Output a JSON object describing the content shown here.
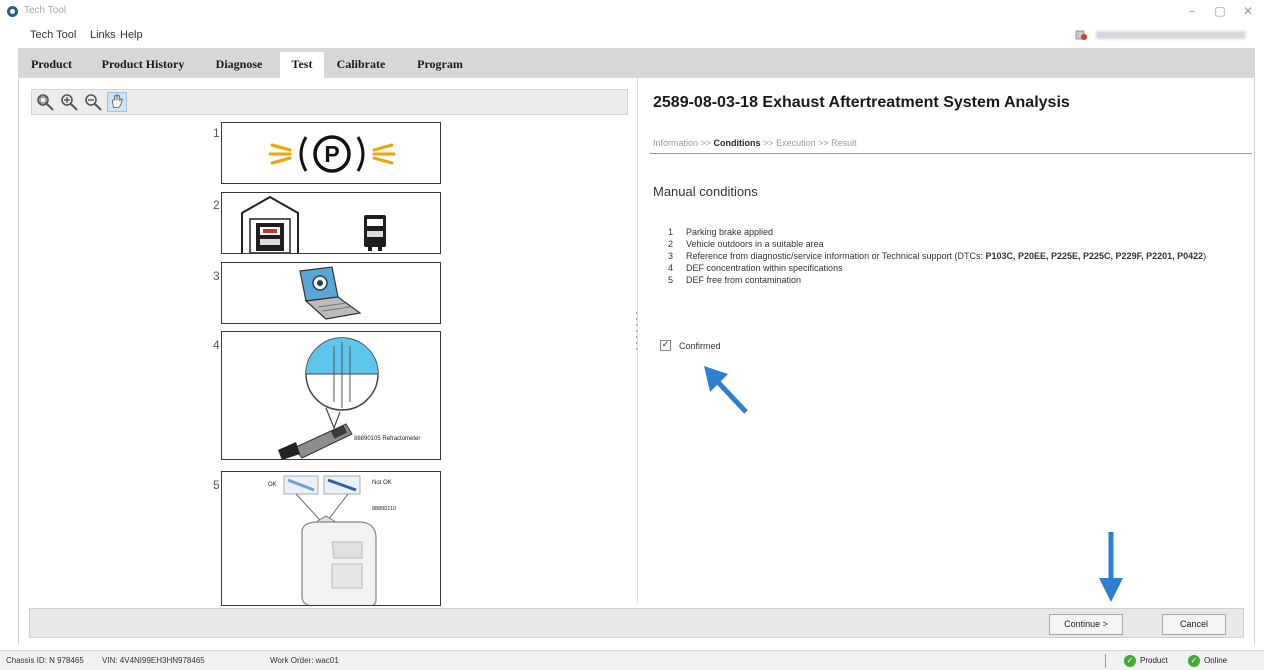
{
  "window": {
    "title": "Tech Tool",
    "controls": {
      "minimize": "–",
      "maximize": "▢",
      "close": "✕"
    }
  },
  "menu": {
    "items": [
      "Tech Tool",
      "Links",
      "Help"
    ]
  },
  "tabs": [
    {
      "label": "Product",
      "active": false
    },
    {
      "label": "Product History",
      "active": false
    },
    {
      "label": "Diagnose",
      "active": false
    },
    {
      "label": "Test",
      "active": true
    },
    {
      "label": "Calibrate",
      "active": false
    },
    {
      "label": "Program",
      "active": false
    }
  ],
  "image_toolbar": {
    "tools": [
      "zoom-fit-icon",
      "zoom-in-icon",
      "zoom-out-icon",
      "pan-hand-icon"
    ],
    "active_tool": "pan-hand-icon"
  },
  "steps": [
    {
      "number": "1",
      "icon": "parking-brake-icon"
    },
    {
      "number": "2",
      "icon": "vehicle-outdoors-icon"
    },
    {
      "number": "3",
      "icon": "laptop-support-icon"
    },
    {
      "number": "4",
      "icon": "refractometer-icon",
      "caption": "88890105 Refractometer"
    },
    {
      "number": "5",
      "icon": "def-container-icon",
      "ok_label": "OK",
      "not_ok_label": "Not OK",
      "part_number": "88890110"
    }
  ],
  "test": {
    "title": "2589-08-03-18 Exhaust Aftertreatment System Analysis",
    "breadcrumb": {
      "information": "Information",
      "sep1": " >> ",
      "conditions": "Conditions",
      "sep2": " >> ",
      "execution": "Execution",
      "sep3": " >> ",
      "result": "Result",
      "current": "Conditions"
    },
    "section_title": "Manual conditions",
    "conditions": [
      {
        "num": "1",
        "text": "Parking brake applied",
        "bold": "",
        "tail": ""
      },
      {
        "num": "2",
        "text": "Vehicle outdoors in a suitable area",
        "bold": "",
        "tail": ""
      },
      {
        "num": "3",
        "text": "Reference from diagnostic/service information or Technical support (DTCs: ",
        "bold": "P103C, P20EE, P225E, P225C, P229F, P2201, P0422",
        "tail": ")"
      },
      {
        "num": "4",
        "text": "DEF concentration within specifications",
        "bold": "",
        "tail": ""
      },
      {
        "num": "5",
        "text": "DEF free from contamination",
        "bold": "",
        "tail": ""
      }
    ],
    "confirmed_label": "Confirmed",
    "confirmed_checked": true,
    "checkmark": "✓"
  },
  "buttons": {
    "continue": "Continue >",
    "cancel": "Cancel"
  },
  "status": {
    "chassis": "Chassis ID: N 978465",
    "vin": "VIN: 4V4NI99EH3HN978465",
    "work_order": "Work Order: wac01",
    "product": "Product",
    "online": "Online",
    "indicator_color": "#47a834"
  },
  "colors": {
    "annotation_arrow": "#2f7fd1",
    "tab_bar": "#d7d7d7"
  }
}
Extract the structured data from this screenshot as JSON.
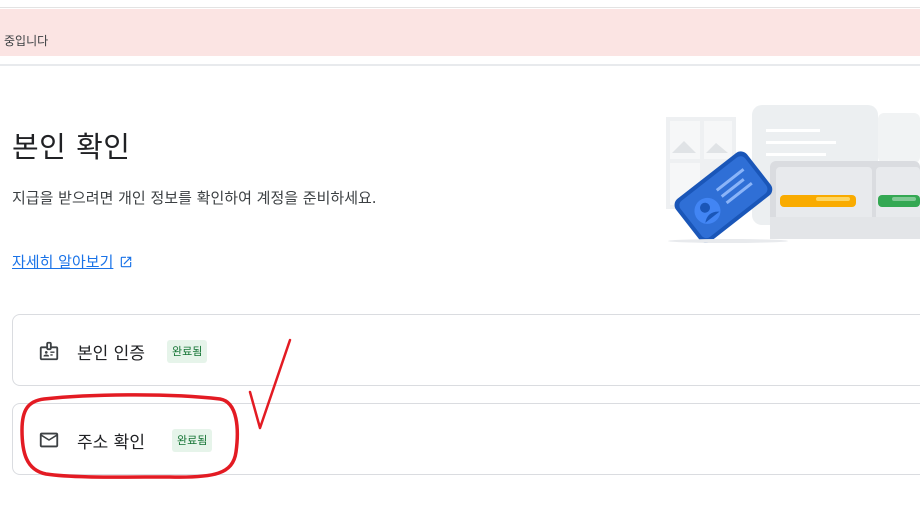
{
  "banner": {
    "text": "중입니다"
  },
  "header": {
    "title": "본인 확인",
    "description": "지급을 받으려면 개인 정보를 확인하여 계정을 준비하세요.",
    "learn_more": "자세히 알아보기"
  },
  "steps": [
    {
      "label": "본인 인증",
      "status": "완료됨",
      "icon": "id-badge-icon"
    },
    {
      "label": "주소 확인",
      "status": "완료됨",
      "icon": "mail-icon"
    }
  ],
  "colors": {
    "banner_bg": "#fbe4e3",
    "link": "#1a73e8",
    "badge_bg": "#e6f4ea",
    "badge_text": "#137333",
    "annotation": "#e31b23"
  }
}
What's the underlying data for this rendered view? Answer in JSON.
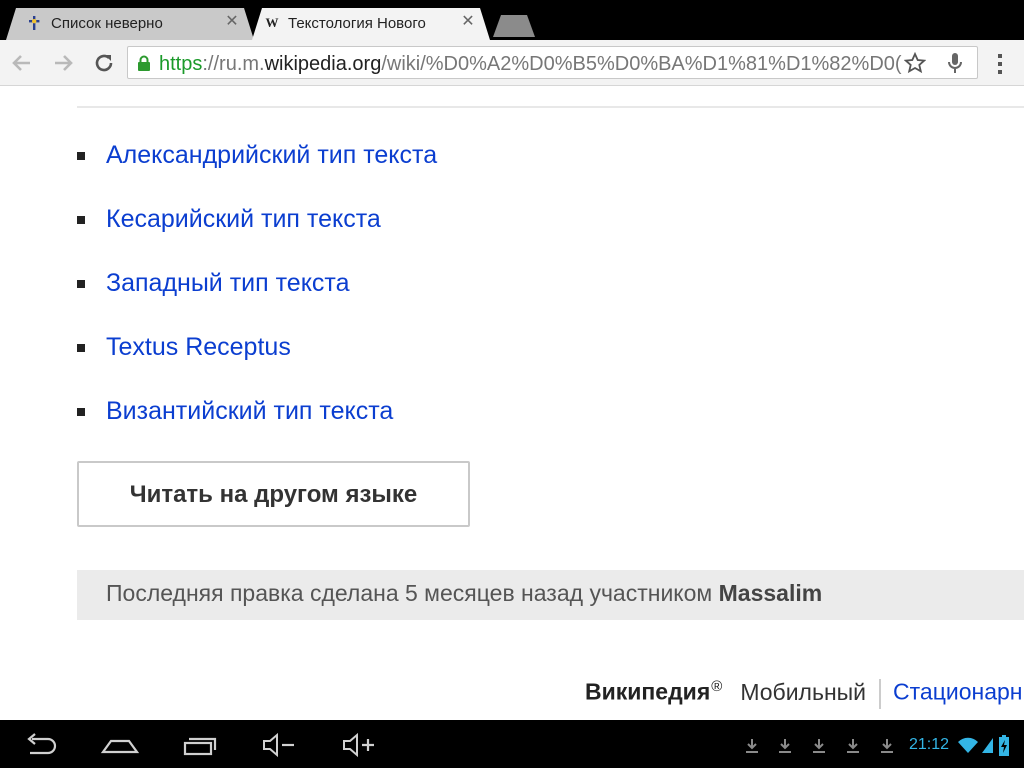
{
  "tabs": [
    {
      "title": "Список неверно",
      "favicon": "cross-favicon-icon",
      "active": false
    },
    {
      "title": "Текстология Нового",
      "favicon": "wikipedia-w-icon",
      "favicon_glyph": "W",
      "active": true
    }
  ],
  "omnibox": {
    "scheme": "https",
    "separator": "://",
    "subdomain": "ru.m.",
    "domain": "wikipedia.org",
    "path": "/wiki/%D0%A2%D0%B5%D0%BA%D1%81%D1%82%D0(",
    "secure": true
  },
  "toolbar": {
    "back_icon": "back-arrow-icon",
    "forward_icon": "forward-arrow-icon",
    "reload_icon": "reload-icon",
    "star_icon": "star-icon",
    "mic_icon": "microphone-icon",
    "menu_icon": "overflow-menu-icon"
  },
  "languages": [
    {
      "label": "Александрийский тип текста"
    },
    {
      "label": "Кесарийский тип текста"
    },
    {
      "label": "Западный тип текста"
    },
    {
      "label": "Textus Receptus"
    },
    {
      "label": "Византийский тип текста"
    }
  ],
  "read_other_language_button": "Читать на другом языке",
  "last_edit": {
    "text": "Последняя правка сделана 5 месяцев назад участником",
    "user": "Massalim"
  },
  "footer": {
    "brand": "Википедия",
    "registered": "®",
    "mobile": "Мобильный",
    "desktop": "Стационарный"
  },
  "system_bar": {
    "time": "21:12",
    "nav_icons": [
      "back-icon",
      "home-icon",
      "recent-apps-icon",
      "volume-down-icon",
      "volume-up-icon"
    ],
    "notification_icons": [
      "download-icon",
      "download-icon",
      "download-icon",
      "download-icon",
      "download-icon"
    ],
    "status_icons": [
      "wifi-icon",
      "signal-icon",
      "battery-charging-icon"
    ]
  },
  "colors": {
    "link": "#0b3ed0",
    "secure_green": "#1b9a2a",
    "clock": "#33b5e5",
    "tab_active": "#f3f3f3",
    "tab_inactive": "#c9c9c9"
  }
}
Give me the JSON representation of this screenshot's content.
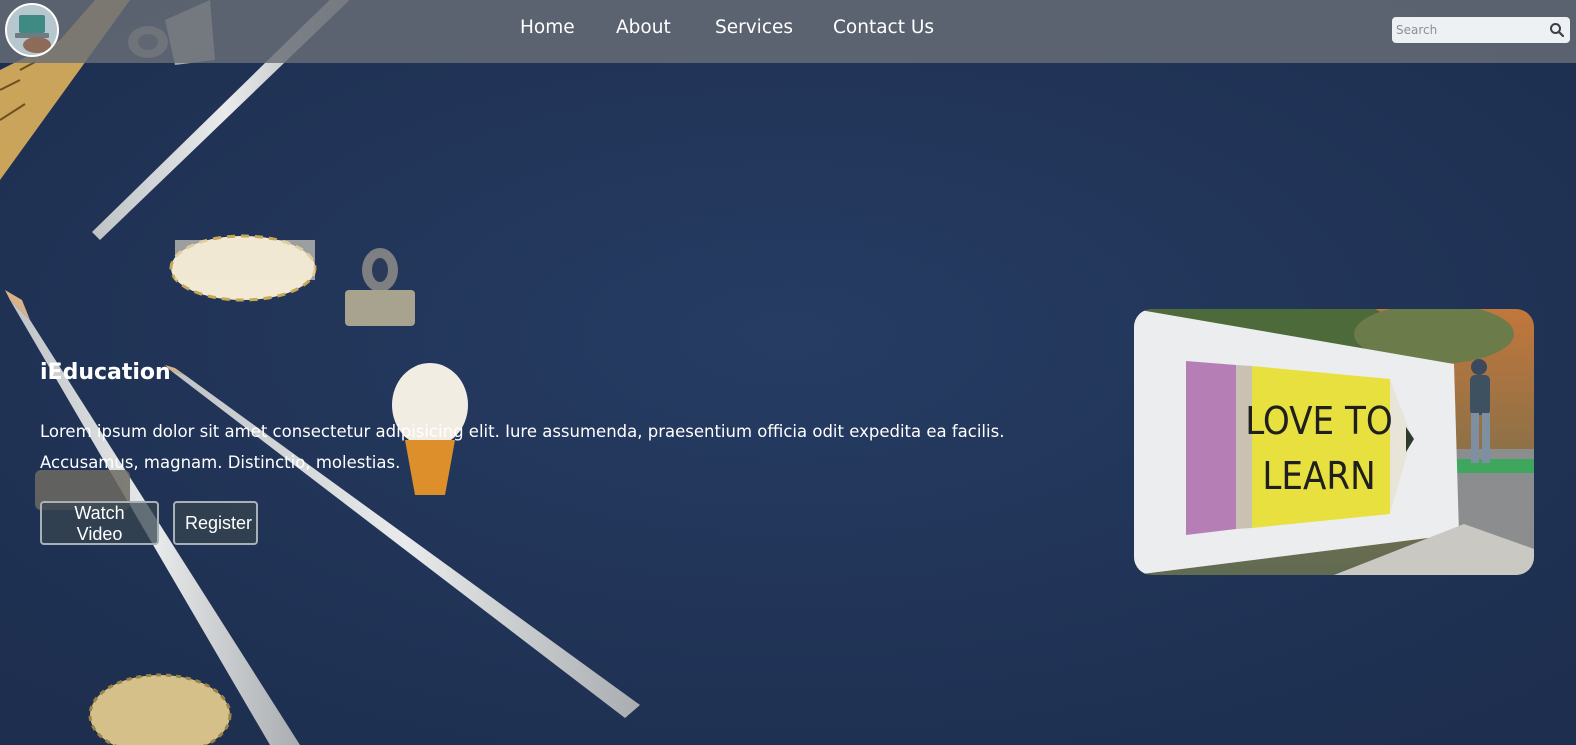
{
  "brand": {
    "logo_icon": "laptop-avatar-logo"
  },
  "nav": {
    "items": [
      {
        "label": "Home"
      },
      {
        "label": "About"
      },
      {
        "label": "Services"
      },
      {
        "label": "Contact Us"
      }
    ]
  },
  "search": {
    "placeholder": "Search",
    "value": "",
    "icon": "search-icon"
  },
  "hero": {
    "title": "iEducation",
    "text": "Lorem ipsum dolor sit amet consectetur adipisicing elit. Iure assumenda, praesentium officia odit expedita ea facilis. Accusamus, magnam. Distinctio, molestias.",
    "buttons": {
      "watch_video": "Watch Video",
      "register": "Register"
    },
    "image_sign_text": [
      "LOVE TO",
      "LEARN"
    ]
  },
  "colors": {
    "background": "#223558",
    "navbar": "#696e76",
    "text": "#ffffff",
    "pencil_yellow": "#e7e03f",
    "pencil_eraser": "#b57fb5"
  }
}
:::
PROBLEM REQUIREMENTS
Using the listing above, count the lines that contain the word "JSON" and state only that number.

SOLUTION TO THIS PROBLEM
4